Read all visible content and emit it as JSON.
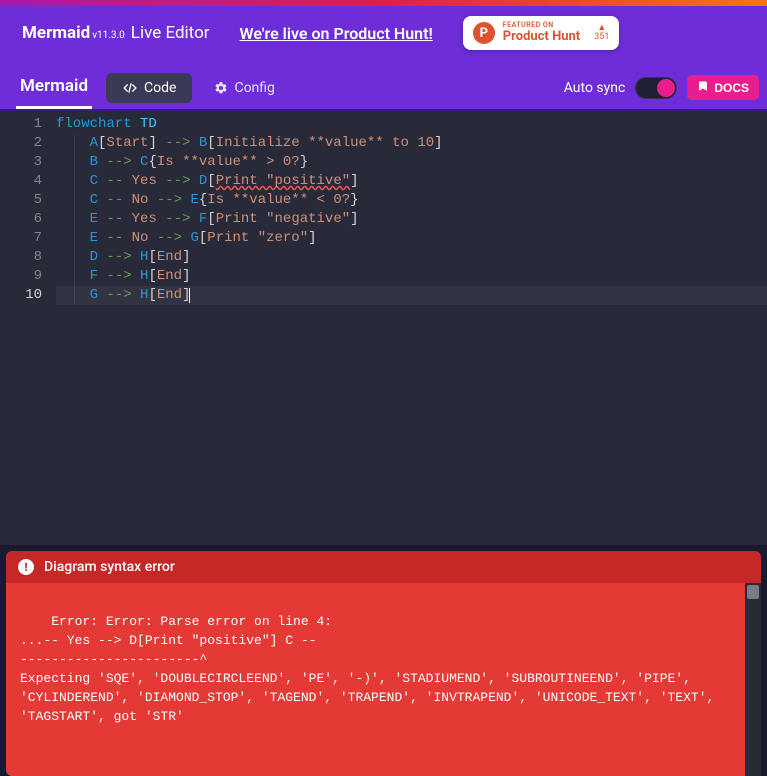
{
  "brand": {
    "name": "Mermaid",
    "version": "v11.3.0",
    "suffix": "Live Editor"
  },
  "ph_link": "We're live on Product Hunt!",
  "ph_badge": {
    "featured": "FEATURED ON",
    "label": "Product Hunt",
    "votes": "351"
  },
  "tabs": {
    "main": "Mermaid",
    "code": "Code",
    "config": "Config",
    "autosync": "Auto sync",
    "docs": "DOCS"
  },
  "code": {
    "lines": [
      [
        {
          "c": "tok-kw",
          "t": "flowchart"
        },
        {
          "c": "",
          "t": " "
        },
        {
          "c": "tok-dir",
          "t": "TD"
        }
      ],
      [
        {
          "c": "",
          "t": "    "
        },
        {
          "c": "tok-node",
          "t": "A"
        },
        {
          "c": "tok-br",
          "t": "["
        },
        {
          "c": "tok-txt",
          "t": "Start"
        },
        {
          "c": "tok-br",
          "t": "]"
        },
        {
          "c": "",
          "t": " "
        },
        {
          "c": "tok-arr",
          "t": "-->"
        },
        {
          "c": "",
          "t": " "
        },
        {
          "c": "tok-node",
          "t": "B"
        },
        {
          "c": "tok-br",
          "t": "["
        },
        {
          "c": "tok-txt",
          "t": "Initialize **value** to 10"
        },
        {
          "c": "tok-br",
          "t": "]"
        }
      ],
      [
        {
          "c": "",
          "t": "    "
        },
        {
          "c": "tok-node",
          "t": "B"
        },
        {
          "c": "",
          "t": " "
        },
        {
          "c": "tok-arr",
          "t": "-->"
        },
        {
          "c": "",
          "t": " "
        },
        {
          "c": "tok-node",
          "t": "C"
        },
        {
          "c": "tok-br",
          "t": "{"
        },
        {
          "c": "tok-txt",
          "t": "Is **value** > 0?"
        },
        {
          "c": "tok-br",
          "t": "}"
        }
      ],
      [
        {
          "c": "",
          "t": "    "
        },
        {
          "c": "tok-node",
          "t": "C"
        },
        {
          "c": "",
          "t": " "
        },
        {
          "c": "tok-arr",
          "t": "--"
        },
        {
          "c": "",
          "t": " "
        },
        {
          "c": "tok-txt",
          "t": "Yes"
        },
        {
          "c": "",
          "t": " "
        },
        {
          "c": "tok-arr",
          "t": "-->"
        },
        {
          "c": "",
          "t": " "
        },
        {
          "c": "tok-node",
          "t": "D"
        },
        {
          "c": "tok-br",
          "t": "["
        },
        {
          "c": "tok-txt wavy",
          "t": "Print \"positive\""
        },
        {
          "c": "tok-br",
          "t": "]"
        }
      ],
      [
        {
          "c": "",
          "t": "    "
        },
        {
          "c": "tok-node",
          "t": "C"
        },
        {
          "c": "",
          "t": " "
        },
        {
          "c": "tok-arr",
          "t": "--"
        },
        {
          "c": "",
          "t": " "
        },
        {
          "c": "tok-txt",
          "t": "No"
        },
        {
          "c": "",
          "t": " "
        },
        {
          "c": "tok-arr",
          "t": "-->"
        },
        {
          "c": "",
          "t": " "
        },
        {
          "c": "tok-node",
          "t": "E"
        },
        {
          "c": "tok-br",
          "t": "{"
        },
        {
          "c": "tok-txt",
          "t": "Is **value** < 0?"
        },
        {
          "c": "tok-br",
          "t": "}"
        }
      ],
      [
        {
          "c": "",
          "t": "    "
        },
        {
          "c": "tok-node",
          "t": "E"
        },
        {
          "c": "",
          "t": " "
        },
        {
          "c": "tok-arr",
          "t": "--"
        },
        {
          "c": "",
          "t": " "
        },
        {
          "c": "tok-txt",
          "t": "Yes"
        },
        {
          "c": "",
          "t": " "
        },
        {
          "c": "tok-arr",
          "t": "-->"
        },
        {
          "c": "",
          "t": " "
        },
        {
          "c": "tok-node",
          "t": "F"
        },
        {
          "c": "tok-br",
          "t": "["
        },
        {
          "c": "tok-txt",
          "t": "Print \"negative\""
        },
        {
          "c": "tok-br",
          "t": "]"
        }
      ],
      [
        {
          "c": "",
          "t": "    "
        },
        {
          "c": "tok-node",
          "t": "E"
        },
        {
          "c": "",
          "t": " "
        },
        {
          "c": "tok-arr",
          "t": "--"
        },
        {
          "c": "",
          "t": " "
        },
        {
          "c": "tok-txt",
          "t": "No"
        },
        {
          "c": "",
          "t": " "
        },
        {
          "c": "tok-arr",
          "t": "-->"
        },
        {
          "c": "",
          "t": " "
        },
        {
          "c": "tok-node",
          "t": "G"
        },
        {
          "c": "tok-br",
          "t": "["
        },
        {
          "c": "tok-txt",
          "t": "Print \"zero\""
        },
        {
          "c": "tok-br",
          "t": "]"
        }
      ],
      [
        {
          "c": "",
          "t": "    "
        },
        {
          "c": "tok-node",
          "t": "D"
        },
        {
          "c": "",
          "t": " "
        },
        {
          "c": "tok-arr",
          "t": "-->"
        },
        {
          "c": "",
          "t": " "
        },
        {
          "c": "tok-node",
          "t": "H"
        },
        {
          "c": "tok-br",
          "t": "["
        },
        {
          "c": "tok-txt",
          "t": "End"
        },
        {
          "c": "tok-br",
          "t": "]"
        }
      ],
      [
        {
          "c": "",
          "t": "    "
        },
        {
          "c": "tok-node",
          "t": "F"
        },
        {
          "c": "",
          "t": " "
        },
        {
          "c": "tok-arr",
          "t": "-->"
        },
        {
          "c": "",
          "t": " "
        },
        {
          "c": "tok-node",
          "t": "H"
        },
        {
          "c": "tok-br",
          "t": "["
        },
        {
          "c": "tok-txt",
          "t": "End"
        },
        {
          "c": "tok-br",
          "t": "]"
        }
      ],
      [
        {
          "c": "",
          "t": "    "
        },
        {
          "c": "tok-node",
          "t": "G"
        },
        {
          "c": "",
          "t": " "
        },
        {
          "c": "tok-arr",
          "t": "-->"
        },
        {
          "c": "",
          "t": " "
        },
        {
          "c": "tok-node",
          "t": "H"
        },
        {
          "c": "tok-br",
          "t": "["
        },
        {
          "c": "tok-txt",
          "t": "End"
        },
        {
          "c": "tok-br",
          "t": "]"
        }
      ]
    ],
    "active_line": 10
  },
  "error": {
    "title": "Diagram syntax error",
    "body": "Error: Error: Parse error on line 4:\n...-- Yes --> D[Print \"positive\"] C --\n-----------------------^\nExpecting 'SQE', 'DOUBLECIRCLEEND', 'PE', '-)', 'STADIUMEND', 'SUBROUTINEEND', 'PIPE', 'CYLINDEREND', 'DIAMOND_STOP', 'TAGEND', 'TRAPEND', 'INVTRAPEND', 'UNICODE_TEXT', 'TEXT', 'TAGSTART', got 'STR'"
  }
}
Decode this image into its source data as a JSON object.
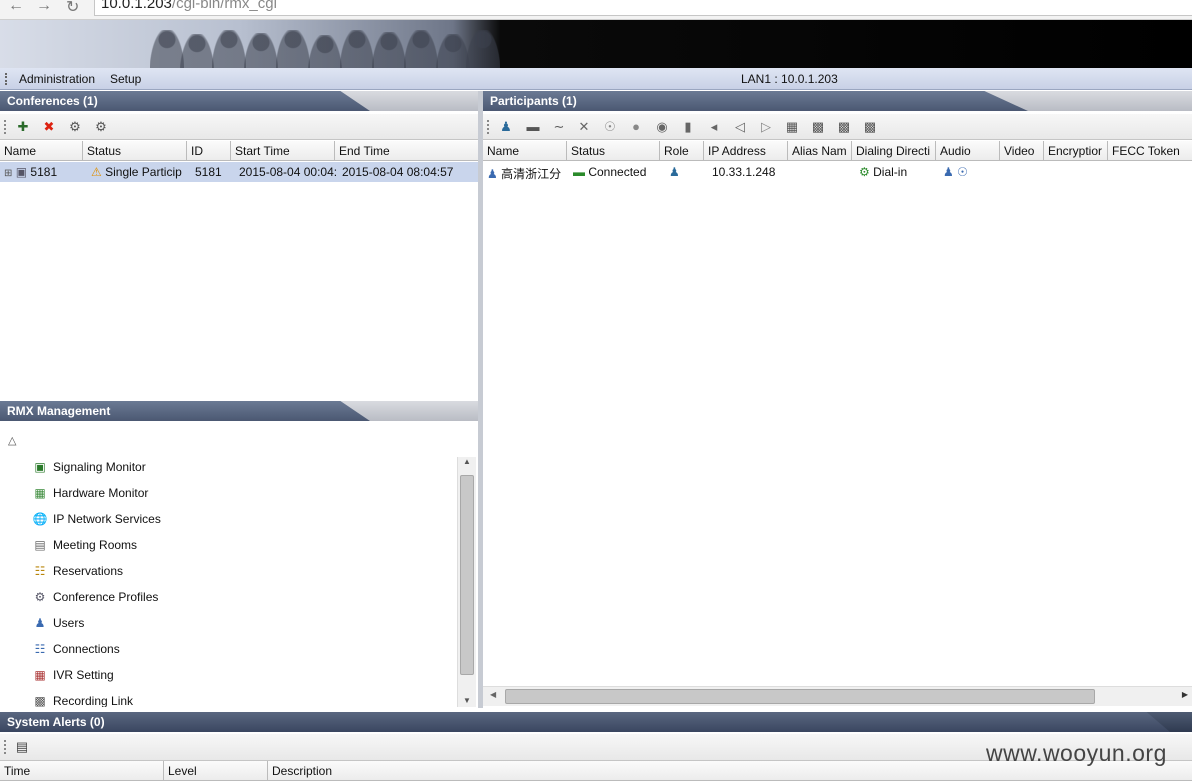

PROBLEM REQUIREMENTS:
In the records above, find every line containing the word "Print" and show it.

SOLUTION TO THIS EXERCISE:
          "t": "Print \"positive\""
          "t": "Print \"negative\""
          "t": "Print \"zero\""
    "body": "Error: Error: Parse error on line 4:\n...-- Yes --> D[Print \"positive\"] C --\n-----------------------^\nExpecting 'SQE', 'DOUBLECIRCLEEND', 'PE', '-)', 'STADIUMEND', 'SUBROUTINEEND', 'PIPE', 'CYLINDEREND', 'DIAMOND_STOP', 'TAGEND', 'TRAPEND', 'INVTRAPEND', 'UNICODE_TEXT', 'TEXT', 'TAGSTART', got 'STR'"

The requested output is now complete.